If a line in the data contains "WHAT", copy it out.
────────────────────────────────────────
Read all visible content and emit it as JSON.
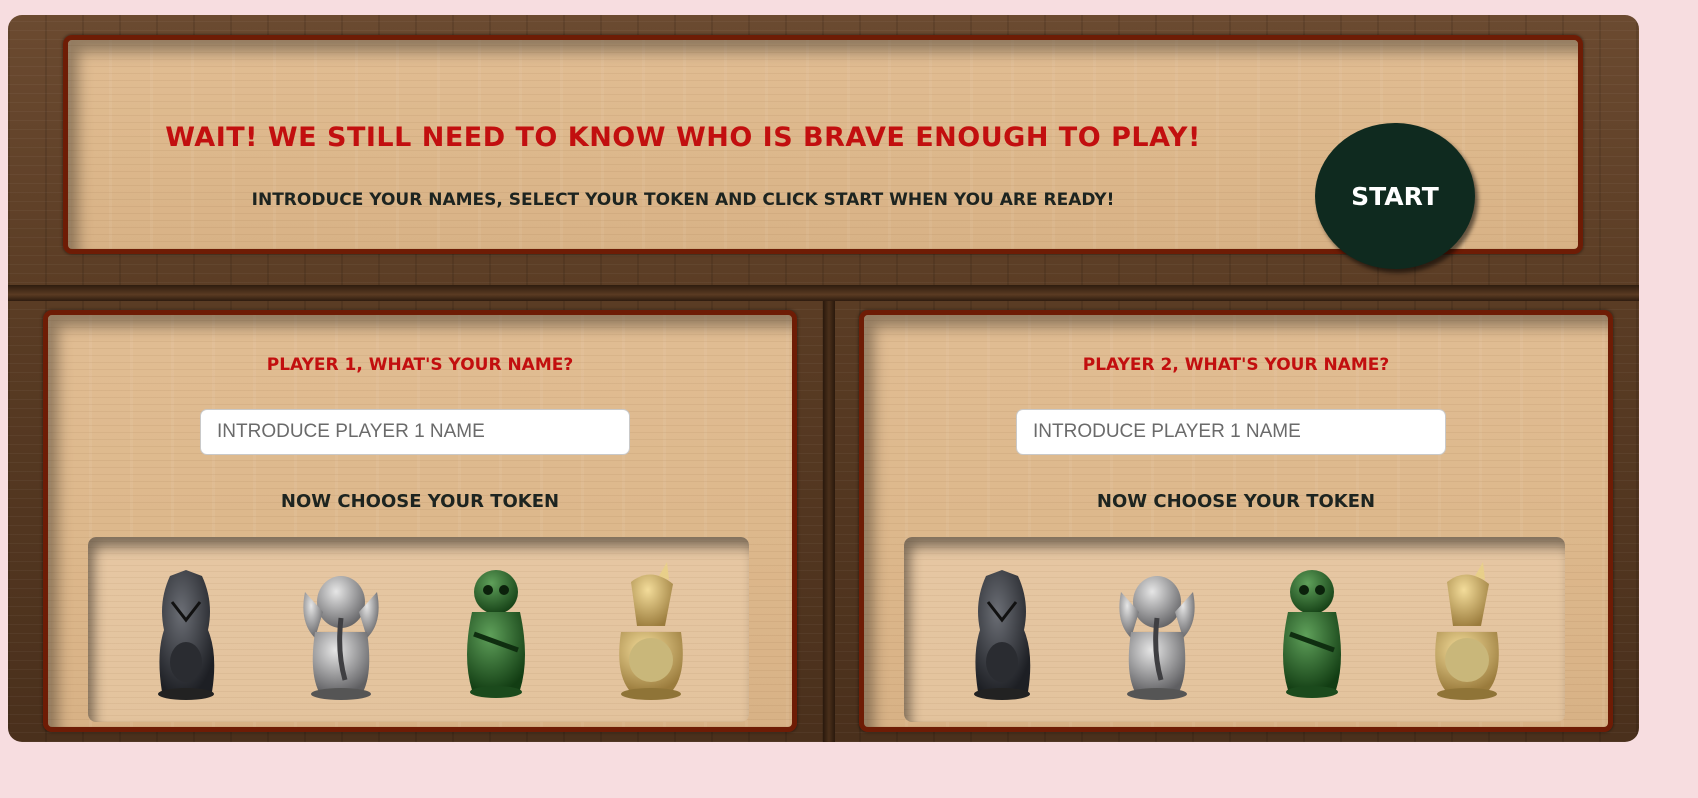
{
  "header": {
    "headline": "WAIT! WE STILL NEED TO KNOW WHO IS BRAVE ENOUGH TO PLAY!",
    "instructions": "INTRODUCE YOUR NAMES, SELECT YOUR TOKEN AND CLICK START WHEN YOU ARE READY!",
    "start_label": "START"
  },
  "players": [
    {
      "title": "PLAYER 1, WHAT'S YOUR NAME?",
      "name_placeholder": "INTRODUCE PLAYER 1 NAME",
      "token_label": "NOW CHOOSE YOUR TOKEN",
      "tokens": [
        "black-gorilla-token",
        "silver-elephant-token",
        "green-monkey-token",
        "gold-rhino-token"
      ]
    },
    {
      "title": "PLAYER 2, WHAT'S YOUR NAME?",
      "name_placeholder": "INTRODUCE PLAYER 1 NAME",
      "token_label": "NOW CHOOSE YOUR TOKEN",
      "tokens": [
        "black-gorilla-token",
        "silver-elephant-token",
        "green-monkey-token",
        "gold-rhino-token"
      ]
    }
  ],
  "colors": {
    "page_background": "#f7dde0",
    "headline_red": "#c20f0f",
    "panel_border": "#6e1c05",
    "start_button": "#0f2a1f"
  }
}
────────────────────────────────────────
## Solution for this exercise
      "title": "PLAYER 1, WHAT'S YOUR NAME?",
      "title": "PLAYER 2, WHAT'S YOUR NAME?",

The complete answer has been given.